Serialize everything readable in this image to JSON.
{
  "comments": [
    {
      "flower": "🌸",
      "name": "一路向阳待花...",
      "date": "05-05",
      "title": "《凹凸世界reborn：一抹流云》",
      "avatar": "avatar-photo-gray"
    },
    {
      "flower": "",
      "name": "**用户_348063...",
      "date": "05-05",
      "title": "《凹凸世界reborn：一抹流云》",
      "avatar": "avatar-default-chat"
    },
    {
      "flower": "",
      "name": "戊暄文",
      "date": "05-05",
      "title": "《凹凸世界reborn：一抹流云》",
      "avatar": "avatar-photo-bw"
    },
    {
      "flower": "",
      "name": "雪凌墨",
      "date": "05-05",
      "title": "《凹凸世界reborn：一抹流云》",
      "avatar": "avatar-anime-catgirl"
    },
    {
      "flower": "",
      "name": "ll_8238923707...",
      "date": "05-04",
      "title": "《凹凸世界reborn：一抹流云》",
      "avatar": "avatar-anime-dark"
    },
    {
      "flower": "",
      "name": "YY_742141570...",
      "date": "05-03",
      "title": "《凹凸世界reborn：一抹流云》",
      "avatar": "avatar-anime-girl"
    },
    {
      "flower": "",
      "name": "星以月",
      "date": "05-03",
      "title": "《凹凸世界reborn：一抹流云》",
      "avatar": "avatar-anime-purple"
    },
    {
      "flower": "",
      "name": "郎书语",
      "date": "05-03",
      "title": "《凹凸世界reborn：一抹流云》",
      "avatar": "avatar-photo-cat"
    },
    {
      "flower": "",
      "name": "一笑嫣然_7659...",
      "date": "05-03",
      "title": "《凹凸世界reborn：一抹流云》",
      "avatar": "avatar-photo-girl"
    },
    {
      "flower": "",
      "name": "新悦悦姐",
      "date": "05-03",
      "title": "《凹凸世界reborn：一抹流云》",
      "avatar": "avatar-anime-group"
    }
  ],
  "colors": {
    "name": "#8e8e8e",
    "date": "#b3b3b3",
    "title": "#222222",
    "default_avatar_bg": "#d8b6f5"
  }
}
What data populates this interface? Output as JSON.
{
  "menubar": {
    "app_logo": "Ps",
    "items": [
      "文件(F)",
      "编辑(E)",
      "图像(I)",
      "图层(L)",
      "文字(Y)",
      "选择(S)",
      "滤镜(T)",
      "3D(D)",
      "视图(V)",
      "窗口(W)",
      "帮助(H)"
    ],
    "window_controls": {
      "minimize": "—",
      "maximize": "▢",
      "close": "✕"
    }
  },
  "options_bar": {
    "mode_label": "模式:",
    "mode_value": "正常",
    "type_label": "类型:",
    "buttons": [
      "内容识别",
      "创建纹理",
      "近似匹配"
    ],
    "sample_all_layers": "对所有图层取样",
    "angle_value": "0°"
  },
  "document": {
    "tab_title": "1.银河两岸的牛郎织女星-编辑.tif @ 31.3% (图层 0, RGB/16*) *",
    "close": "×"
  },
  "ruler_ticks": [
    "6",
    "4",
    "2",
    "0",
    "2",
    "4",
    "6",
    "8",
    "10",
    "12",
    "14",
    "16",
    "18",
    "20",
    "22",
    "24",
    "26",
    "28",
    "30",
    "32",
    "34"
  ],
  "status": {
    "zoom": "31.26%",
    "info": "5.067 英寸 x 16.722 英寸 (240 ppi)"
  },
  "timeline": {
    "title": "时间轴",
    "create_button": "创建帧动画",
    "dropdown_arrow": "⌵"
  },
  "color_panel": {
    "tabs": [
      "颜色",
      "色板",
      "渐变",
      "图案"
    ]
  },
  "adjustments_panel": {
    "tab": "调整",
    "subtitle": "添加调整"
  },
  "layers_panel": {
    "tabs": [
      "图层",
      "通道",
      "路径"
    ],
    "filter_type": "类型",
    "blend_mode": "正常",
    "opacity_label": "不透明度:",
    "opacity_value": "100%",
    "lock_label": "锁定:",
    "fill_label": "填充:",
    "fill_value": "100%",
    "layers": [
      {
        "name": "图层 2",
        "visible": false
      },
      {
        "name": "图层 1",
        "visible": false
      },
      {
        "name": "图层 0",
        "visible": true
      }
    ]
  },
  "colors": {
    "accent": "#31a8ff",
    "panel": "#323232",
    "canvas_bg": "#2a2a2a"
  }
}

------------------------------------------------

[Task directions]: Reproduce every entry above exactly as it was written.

[Result]:
Serialize everything readable in this image to JSON.
{
  "comments": [
    {
      "flower": "🌸",
      "name": "一路向阳待花...",
      "date": "05-05",
      "title": "《凹凸世界reborn：一抹流云》",
      "avatar": "avatar-photo-gray"
    },
    {
      "flower": "",
      "name": "**用户_348063...",
      "date": "05-05",
      "title": "《凹凸世界reborn：一抹流云》",
      "avatar": "avatar-default-chat"
    },
    {
      "flower": "",
      "name": "戊暄文",
      "date": "05-05",
      "title": "《凹凸世界reborn：一抹流云》",
      "avatar": "avatar-photo-bw"
    },
    {
      "flower": "",
      "name": "雪凌墨",
      "date": "05-05",
      "title": "《凹凸世界reborn：一抹流云》",
      "avatar": "avatar-anime-catgirl"
    },
    {
      "flower": "",
      "name": "ll_8238923707...",
      "date": "05-04",
      "title": "《凹凸世界reborn：一抹流云》",
      "avatar": "avatar-anime-dark"
    },
    {
      "flower": "",
      "name": "YY_742141570...",
      "date": "05-03",
      "title": "《凹凸世界reborn：一抹流云》",
      "avatar": "avatar-anime-girl"
    },
    {
      "flower": "",
      "name": "星以月",
      "date": "05-03",
      "title": "《凹凸世界reborn：一抹流云》",
      "avatar": "avatar-anime-purple"
    },
    {
      "flower": "",
      "name": "郎书语",
      "date": "05-03",
      "title": "《凹凸世界reborn：一抹流云》",
      "avatar": "avatar-photo-cat"
    },
    {
      "flower": "",
      "name": "一笑嫣然_7659...",
      "date": "05-03",
      "title": "《凹凸世界reborn：一抹流云》",
      "avatar": "avatar-photo-girl"
    },
    {
      "flower": "",
      "name": "新悦悦姐",
      "date": "05-03",
      "title": "《凹凸世界reborn：一抹流云》",
      "avatar": "avatar-anime-group"
    }
  ],
  "colors": {
    "name": "#8e8e8e",
    "date": "#b3b3b3",
    "title": "#222222",
    "default_avatar_bg": "#d8b6f5"
  }
}
What data populates this interface? Output as JSON.
{
  "menubar": {
    "app_logo": "Ps",
    "items": [
      "文件(F)",
      "编辑(E)",
      "图像(I)",
      "图层(L)",
      "文字(Y)",
      "选择(S)",
      "滤镜(T)",
      "3D(D)",
      "视图(V)",
      "窗口(W)",
      "帮助(H)"
    ],
    "window_controls": {
      "minimize": "—",
      "maximize": "▢",
      "close": "✕"
    }
  },
  "options_bar": {
    "mode_label": "模式:",
    "mode_value": "正常",
    "type_label": "类型:",
    "buttons": [
      "内容识别",
      "创建纹理",
      "近似匹配"
    ],
    "sample_all_layers": "对所有图层取样",
    "angle_value": "0°"
  },
  "document": {
    "tab_title": "1.银河两岸的牛郎织女星-编辑.tif @ 31.3% (图层 0, RGB/16*) *",
    "close": "×"
  },
  "ruler_ticks": [
    "6",
    "4",
    "2",
    "0",
    "2",
    "4",
    "6",
    "8",
    "10",
    "12",
    "14",
    "16",
    "18",
    "20",
    "22",
    "24",
    "26",
    "28",
    "30",
    "32",
    "34"
  ],
  "status": {
    "zoom": "31.26%",
    "info": "5.067 英寸 x 16.722 英寸 (240 ppi)"
  },
  "timeline": {
    "title": "时间轴",
    "create_button": "创建帧动画",
    "dropdown_arrow": "⌵"
  },
  "color_panel": {
    "tabs": [
      "颜色",
      "色板",
      "渐变",
      "图案"
    ]
  },
  "adjustments_panel": {
    "tab": "调整",
    "subtitle": "添加调整"
  },
  "layers_panel": {
    "tabs": [
      "图层",
      "通道",
      "路径"
    ],
    "filter_type": "类型",
    "blend_mode": "正常",
    "opacity_label": "不透明度:",
    "opacity_value": "100%",
    "lock_label": "锁定:",
    "fill_label": "填充:",
    "fill_value": "100%",
    "layers": [
      {
        "name": "图层 2",
        "visible": false
      },
      {
        "name": "图层 1",
        "visible": false
      },
      {
        "name": "图层 0",
        "visible": true
      }
    ]
  },
  "colors": {
    "accent": "#31a8ff",
    "panel": "#323232",
    "canvas_bg": "#2a2a2a"
  }
}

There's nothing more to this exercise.